Perhaps my favorite part of the software is the “Zoom Out Universe” feature. This allows you to zoom out from Earth all the way to the scale of the local group of galaxies. Go to zoom level 3 (the 1,000 parsec scale), and you see how the Solar neighborhood “viewing cube” and galactic vicinity “locator cube” relate to the disk of the Milky Way galaxy (our home city of stars). Be sure and turn on the “Increase Visibility” checkbox to get a clearer view of all those stars! Some of the more famous stars, like Rigel, Betelgeuse, Antares and Polaris, are outside the Solar vicinity, and this lets you see just where they are in 3D space.
There’s a free gift that comes with the software that helps you understand what you’re looking at. This “Space Poster Guidebook” not only gives you labeled views of the software, but full-color space art of alien worlds.
If you have a chance to stop by www.SpaceSoftware.Net, let me know what you think. And if you happen to purchase the software, I’d like to know what you think of that, too. User comments have helped to make the software better and better.
What are your dreams about space? What excites you when you look up at the night sky?
“Closest Planets” Originally published as “Guide to Our Corner of the Galaxy,” 2010:0405–19:27:43 at blog.ancientsuns.com
Space the Final Frontier: Real space shuttle Enterprise with TV crew of the fictional Starship Enterprise. Photo courtesy NASA (PD), via Wikipedia.org.
When I first heard the words, “space the final frontier,” I felt right at home. For the last 58 years, I’ve been contemplating the stars and their planets. I dreamed of being an astronaut before Sputnik. Yes, I was even a Star Trek junkie during the original series on television.

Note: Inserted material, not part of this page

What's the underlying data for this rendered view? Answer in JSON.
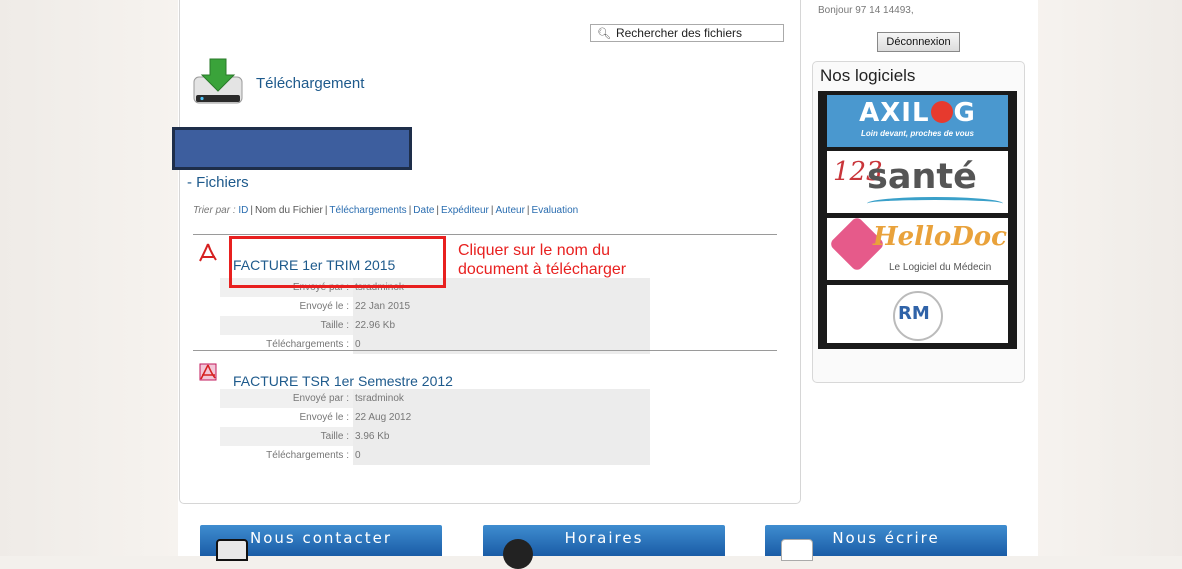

As an artist, I painted what I called “spacescapes.” These once illustrated the halls of Griffith Observatory in Los Angeles. I’ve even held one-person art shows at places like the Bonaventure, downtown. My art even graced the silver screen. This allowed me to work with a number of celebrities. This included two-time Academy Award winning designer, Saul Bass. I also worked with world renowned writer, Ray Bradbury, and Star Wars special effects wizard, George Mather.
I had lived and breathed “space the final frontier” in my art, my software creations and in my writing.
New Direction for the Blog Based on “Space the Final Frontier”
When I originally created this blog, I opened it up for anything in the universe. I wrote a dozen articles and then moved the blog to a new web host. Something broke in the move and I never got around to fixing it.
But now, I’ve decided to dedicate this blog to space: astronomy, planets, space travel, science and related topics. This blog will now emphasize “space the final frontier.”
All other subjects are being moved to other blogs. If you’ve read any of the older articles here, you will soon be able to find them in their respective new homes: